The National Film Festival for Talented Youth (NFFTY) is a ten-year-old festival that screens entirely short films from young filmmakers under 25. It takes place in North American’s rainy Seattle over 5 days, during which they miraculously manage to screen over 200 shorts. Sébastien, Jamie Touche (Writer and DoP) and I left for Seattle to participate in the entire festival program and the experience was nothing short of incredible.
The benefit of a festival orientated towards an inexperienced, younger demographic is that the pressures are lower and filmmakers are given the freedom to learn. It doesn’t matter if your pitching isn’t perfect and you forget minor project details because you are nervous, and there is no expectation to be completely familiar with the film industry – everyone is at the same level. Alongside consistent screenings, there are masterclasses, one-to-one meetings with industry reps, breakfast networking events, happy hour drinks and after parties.
NFFTY is also a great platform due to its community. A good part of the filmmakers already know each-other from previous years and have established professional and friendly relationships all over the world. Therefore, it is easy to get to know everyone over a very short period of time. I’m still in contact with several of the filmmakers I’ve met there; we exchange ideas, scripts and information. And who knows? Perhaps this will lead to an American, Canadian or Norwegian co-production at some point.
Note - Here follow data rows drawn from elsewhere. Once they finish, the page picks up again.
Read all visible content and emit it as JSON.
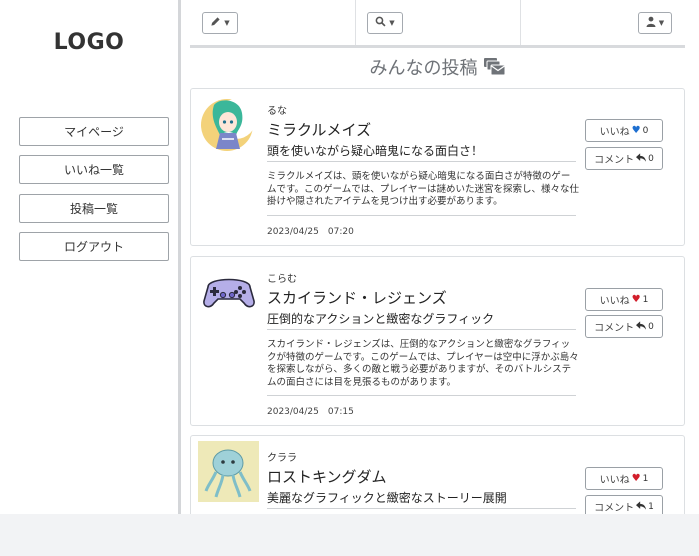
{
  "sidebar": {
    "logo": "LOGO",
    "nav": [
      "マイページ",
      "いいね一覧",
      "投稿一覧",
      "ログアウト"
    ]
  },
  "topbar": {
    "buttons": [
      "pencil-icon",
      "search-icon",
      "user-icon"
    ]
  },
  "heading": "みんなの投稿",
  "colors": {
    "like_blue": "#1e6fd0",
    "like_red": "#d21e2b",
    "border": "#dcdfe2"
  },
  "posts": [
    {
      "user": "るな",
      "title": "ミラクルメイズ",
      "subtitle": "頭を使いながら疑心暗鬼になる面白さ！",
      "body": "ミラクルメイズは、頭を使いながら疑心暗鬼になる面白さが特徴のゲームです。このゲームでは、プレイヤーは謎めいた迷宮を探索し、様々な仕掛けや隠されたアイテムを見つけ出す必要があります。",
      "date": "2023/04/25　07:20",
      "like_label": "いいね",
      "like_count": "0",
      "liked": false,
      "comment_label": "コメント",
      "comment_count": "0"
    },
    {
      "user": "こらむ",
      "title": "スカイランド・レジェンズ",
      "subtitle": "圧倒的なアクションと緻密なグラフィック",
      "body": "スカイランド・レジェンズは、圧倒的なアクションと緻密なグラフィックが特徴のゲームです。このゲームでは、プレイヤーは空中に浮かぶ島々を探索しながら、多くの敵と戦う必要がありますが、そのバトルシステムの面白さには目を見張るものがあります。",
      "date": "2023/04/25　07:15",
      "like_label": "いいね",
      "like_count": "1",
      "liked": true,
      "comment_label": "コメント",
      "comment_count": "0"
    },
    {
      "user": "クララ",
      "title": "ロストキングダム",
      "subtitle": "美麗なグラフィックと緻密なストーリー展開",
      "body": "",
      "date": "",
      "like_label": "いいね",
      "like_count": "1",
      "liked": true,
      "comment_label": "コメント",
      "comment_count": "1"
    }
  ]
}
The networking opportunities do not only extend to young filmmakers, but also festival reps themselves. In fact, I had the pleasure to meet Meredith Lavitt (member of Sundance Film Festival) and by keeping in touch, had the opportunity to meet further members of the staff during Sundance Film Festival London, including the writer and producer of Orange the New Black, Sian Heder, and writer and director of Slow West and Pitch Black Heist, John Maclean.
- Research – Chose the festivals you submit to wisely by reading their guidelines and researching what they have screened in the past. What are they looking for? What is their audience?
- Pick Wisely – Choose festivals you can go to – financial, time and distance wise – so that you can participate and present your project and build up your networking.
- Network – You will realise networking is extremely hard (especially in the beginning) when you don’t know a single person in the room. Don’t beat yourself up over it, but do try. Make it a challenge between you and your friends to see who meets more people. Happy Hour drinks are usually the best time to start talking to complete strangers.
- Keep in Touch – Follow up your encounters by dropping a line to the people you believe it’s worth keeping in touch with. Like you, they have collected numerous business cards and already can’t remember what name is associated with what face. A simple greeting and a reminder about who you are and where you’ve met is enough.